At the end of the lesson, students complete a science and engineering notebook entry in response to the following question: “What would happen to the garbage disposal systems if a component were missing? Give an example to support your answer.” The purpose of the exit slip is to use the familiar context of garbage in the school, home, and community for formative assessment of students’ emerging understanding of systems, which the teacher uses to guide subsequent instruction. Throughout the unit, each lesson concludes with a formative assessment, such as an exit slip, revised model, or science and engineering notebook entry.

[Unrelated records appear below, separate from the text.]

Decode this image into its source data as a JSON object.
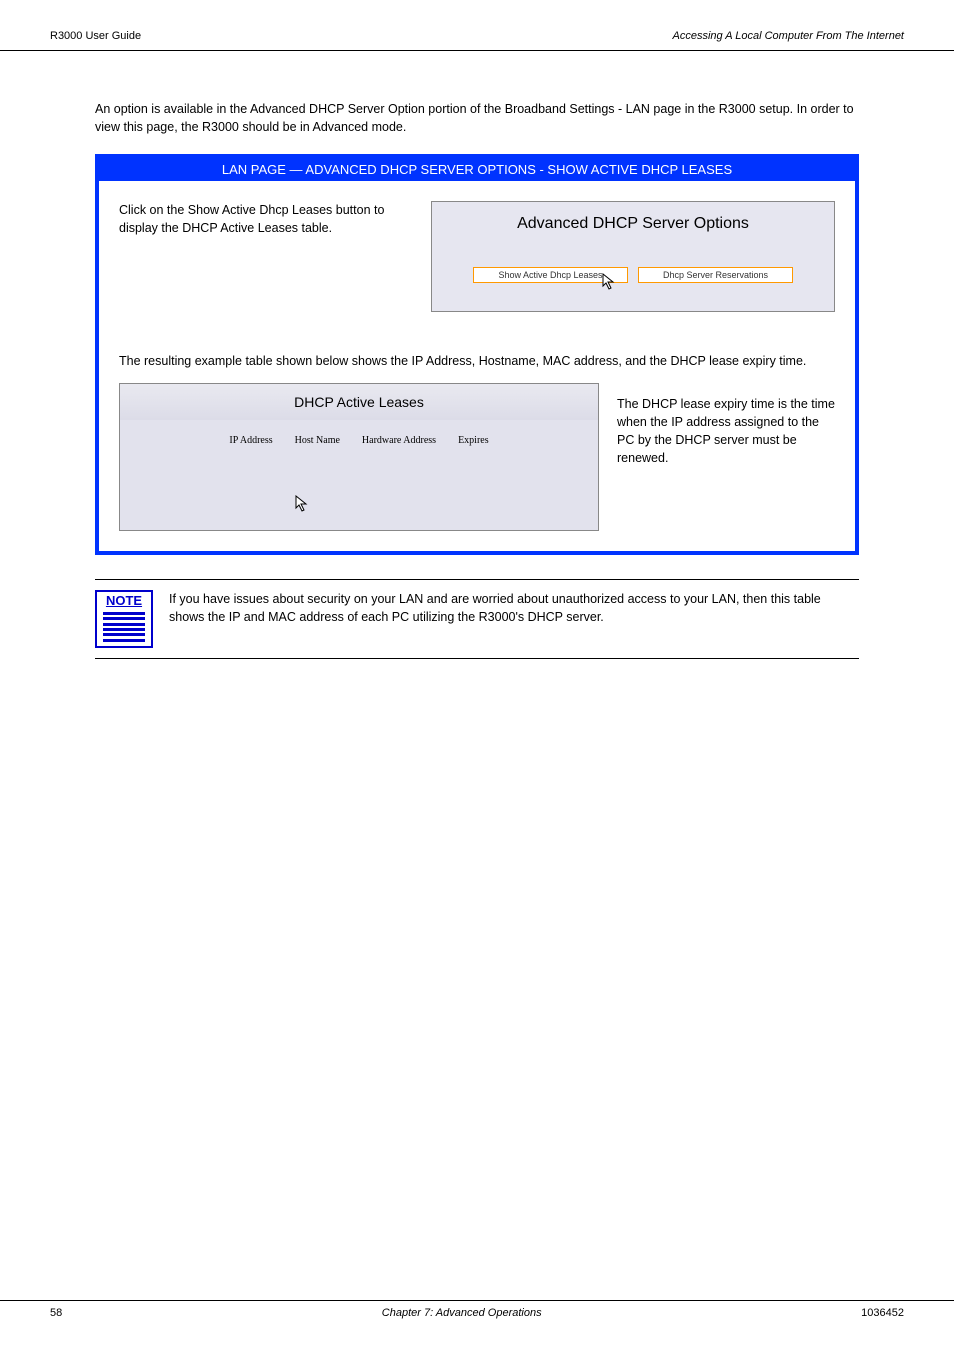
{
  "header": {
    "left": "R3000 User Guide",
    "right": "Accessing A Local Computer From The Internet"
  },
  "intro": "An option is available in the Advanced DHCP Server Option portion of the Broadband Settings - LAN page in the R3000 setup. In order to view this page, the R3000 should be in Advanced mode.",
  "panel": {
    "title": "LAN PAGE — ADVANCED DHCP SERVER OPTIONS - SHOW ACTIVE DHCP LEASES",
    "section1_para": "Click on the Show Active Dhcp Leases button to display the DHCP Active Leases table.",
    "options_box": {
      "title": "Advanced DHCP Server Options",
      "btn_left": "Show Active Dhcp Leases",
      "btn_right": "Dhcp Server Reservations"
    },
    "leases_intro": "The resulting example table shown below shows the IP Address, Hostname, MAC address, and the DHCP lease expiry time.",
    "leases_box": {
      "title": "DHCP Active Leases",
      "columns": [
        "IP Address",
        "Host Name",
        "Hardware Address",
        "Expires"
      ]
    },
    "lease_note": "The DHCP lease expiry time is the time when the IP address assigned to the PC by the DHCP server must be renewed."
  },
  "note": {
    "label": "NOTE",
    "text": "If you have issues about security on your LAN and are worried about unauthorized access to your LAN, then this table shows the IP and MAC address of each PC utilizing the R3000's DHCP server."
  },
  "footer": {
    "page": "58",
    "center": "Chapter 7: Advanced Operations",
    "doc": "1036452"
  }
}
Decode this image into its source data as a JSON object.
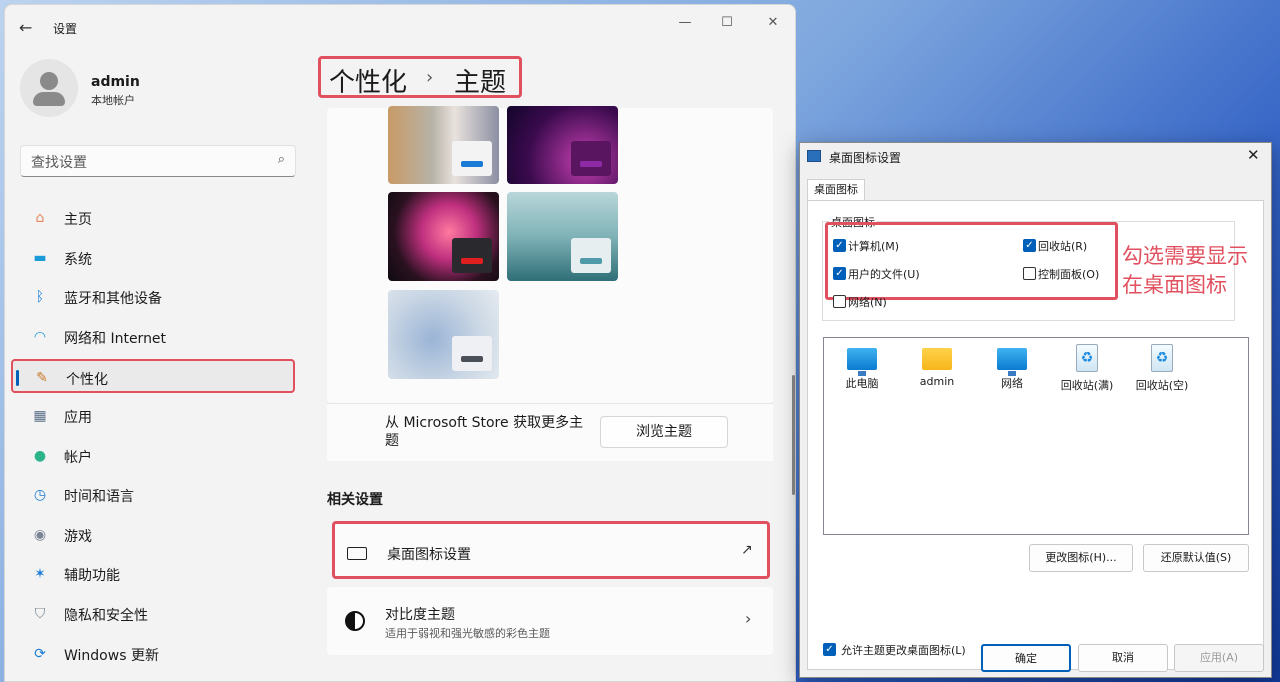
{
  "settings": {
    "title": "设置",
    "user": {
      "name": "admin",
      "type": "本地帐户"
    },
    "search_placeholder": "查找设置",
    "nav": [
      {
        "label": "主页",
        "icon": "home-icon",
        "glyph": "⌂",
        "color": "#e8835a"
      },
      {
        "label": "系统",
        "icon": "system-icon",
        "glyph": "▬",
        "color": "#1a9bd7"
      },
      {
        "label": "蓝牙和其他设备",
        "icon": "bluetooth-icon",
        "glyph": "ᛒ",
        "color": "#1a7bd7"
      },
      {
        "label": "网络和 Internet",
        "icon": "wifi-icon",
        "glyph": "◠",
        "color": "#1a9bd7"
      },
      {
        "label": "个性化",
        "icon": "brush-icon",
        "glyph": "✎",
        "color": "#c77b2a"
      },
      {
        "label": "应用",
        "icon": "apps-icon",
        "glyph": "▦",
        "color": "#5b6f8a"
      },
      {
        "label": "帐户",
        "icon": "account-icon",
        "glyph": "●",
        "color": "#2bb38a"
      },
      {
        "label": "时间和语言",
        "icon": "globe-clock-icon",
        "glyph": "◷",
        "color": "#1a7bd7"
      },
      {
        "label": "游戏",
        "icon": "gamepad-icon",
        "glyph": "◉",
        "color": "#7a8594"
      },
      {
        "label": "辅助功能",
        "icon": "accessibility-icon",
        "glyph": "✶",
        "color": "#1a7bd7"
      },
      {
        "label": "隐私和安全性",
        "icon": "shield-icon",
        "glyph": "⛉",
        "color": "#7a8594"
      },
      {
        "label": "Windows 更新",
        "icon": "update-icon",
        "glyph": "⟳",
        "color": "#1a7bd7"
      }
    ],
    "selected_nav": "个性化",
    "breadcrumb": {
      "parent": "个性化",
      "separator": "›",
      "current": "主题"
    },
    "store": {
      "text": "从 Microsoft Store 获取更多主题",
      "button": "浏览主题"
    },
    "related_title": "相关设置",
    "desktop_icon_settings": "桌面图标设置",
    "contrast": {
      "title": "对比度主题",
      "subtitle": "适用于弱视和强光敏感的彩色主题"
    }
  },
  "dialog": {
    "title": "桌面图标设置",
    "tab": "桌面图标",
    "group_label": "桌面图标",
    "checkboxes": [
      {
        "label": "计算机(M)",
        "checked": true
      },
      {
        "label": "回收站(R)",
        "checked": true
      },
      {
        "label": "用户的文件(U)",
        "checked": true
      },
      {
        "label": "控制面板(O)",
        "checked": false
      },
      {
        "label": "网络(N)",
        "checked": false
      }
    ],
    "icons": [
      {
        "label": "此电脑",
        "kind": "monitor"
      },
      {
        "label": "admin",
        "kind": "folder"
      },
      {
        "label": "网络",
        "kind": "network"
      },
      {
        "label": "回收站(满)",
        "kind": "bin-full"
      },
      {
        "label": "回收站(空)",
        "kind": "bin-empty"
      }
    ],
    "change_icon": "更改图标(H)...",
    "restore_default": "还原默认值(S)",
    "allow_themes": {
      "label": "允许主题更改桌面图标(L)",
      "checked": true
    },
    "ok": "确定",
    "cancel": "取消",
    "apply": "应用(A)"
  },
  "annotation": {
    "line1": "勾选需要显示",
    "line2": "在桌面图标"
  },
  "colors": {
    "accent": "#005fb8",
    "highlight": "#e0505e"
  }
}
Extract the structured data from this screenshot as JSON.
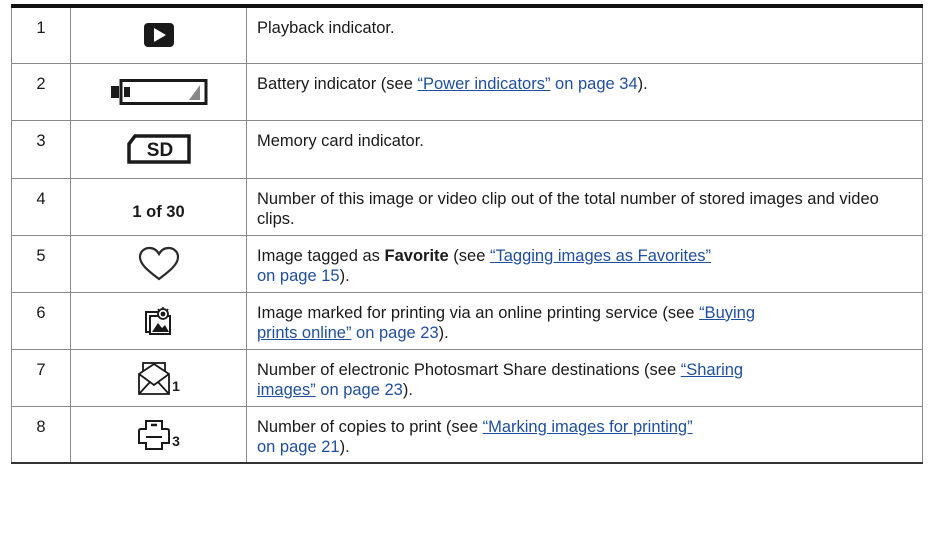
{
  "rows": [
    {
      "num": "1",
      "icon": "playback-icon",
      "desc": {
        "text": "Playback indicator."
      }
    },
    {
      "num": "2",
      "icon": "battery-icon",
      "desc": {
        "pre": "Battery indicator (see ",
        "link": "“Power indicators”",
        "post_link": " on page 34",
        "post": ")."
      }
    },
    {
      "num": "3",
      "icon": "sd-card-icon",
      "icon_label": "SD",
      "desc": {
        "text": "Memory card indicator."
      }
    },
    {
      "num": "4",
      "icon_text": "1 of 30",
      "desc": {
        "text": "Number of this image or video clip out of the total number of stored images and video clips."
      }
    },
    {
      "num": "5",
      "icon": "heart-icon",
      "desc": {
        "pre": "Image tagged as ",
        "bold": "Favorite",
        "mid": " (see ",
        "link": "“Tagging images as Favorites”",
        "post_link": " on page 15",
        "post": ")."
      }
    },
    {
      "num": "6",
      "icon": "online-print-icon",
      "desc": {
        "pre": "Image marked for printing via an online printing service (see ",
        "link_a": "“Buying",
        "link_b": "prints online”",
        "post_link": " on page 23",
        "post": ")."
      }
    },
    {
      "num": "7",
      "icon": "share-envelope-icon",
      "icon_count": "1",
      "desc": {
        "pre": "Number of electronic Photosmart Share destinations (see ",
        "link_a": "“Sharing",
        "link_b": "images”",
        "post_link": " on page 23",
        "post": ")."
      }
    },
    {
      "num": "8",
      "icon": "printer-icon",
      "icon_count": "3",
      "desc": {
        "pre": "Number of copies to print (see ",
        "link": "“Marking images for printing”",
        "post_link": "on page 21",
        "post": ")."
      }
    }
  ]
}
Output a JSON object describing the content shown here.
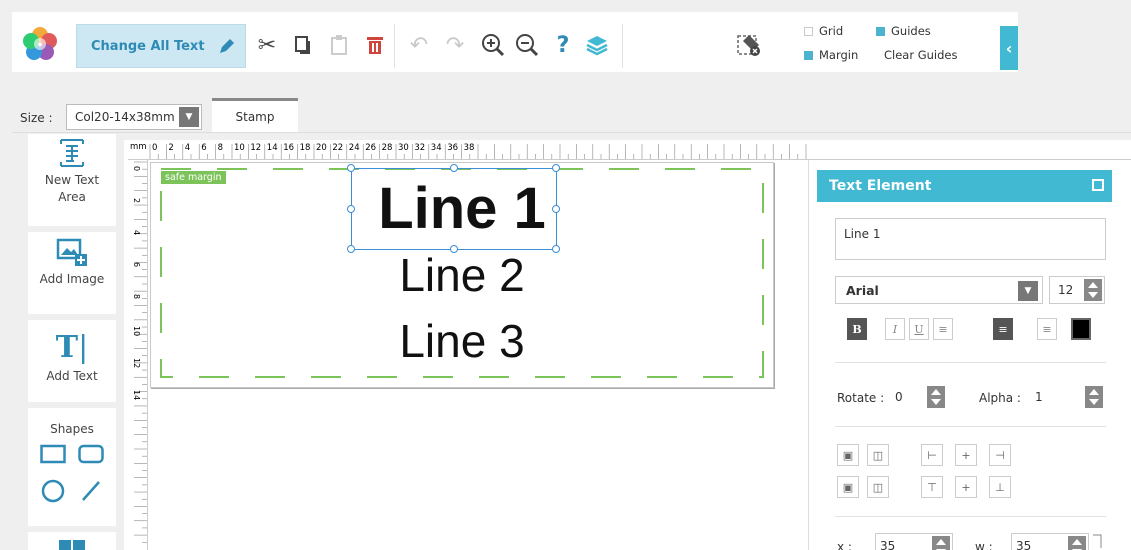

At the end of the garbage unit, group models serve as artifacts for summative assessment of student understanding in relation to the targeted set of PEs. Throughout the school year, each unit concludes with summative assessment of final models to explain the anchoring phenomenon of the unit. In earlier units, students develop group final models, whereas in later units, students develop individual final models. As such, the totality of the units in our fifth-grade curriculum promote progressions of three-dimensional learning over the course of the year.
The Framework and the NGSS present key instructional shifts, including a shift toward explaining phenomena. Enacting these shifts, in general, and using local phenomena, in particular, are especially critical when working with students who have not experienced science and engineering as real or relevant to their lives or future careers. In this article, we offer guidance on how teachers can select and use local phenomena that compel students from diverse backgrounds to engage in three-dimensional learning and build their science understanding coherently over a sustained period of instruction. Since diverse student groups come from a wide range of backgrounds, teachers could work with their students to select local phenomena that draw on everyday experiences in students’ schools, homes, and communities. By making everyday phenomena phenomenal, we move a step closer to realizing the vision of “all standards, all students.”
Okhee Lee (email@example.com) is a professor at New York University.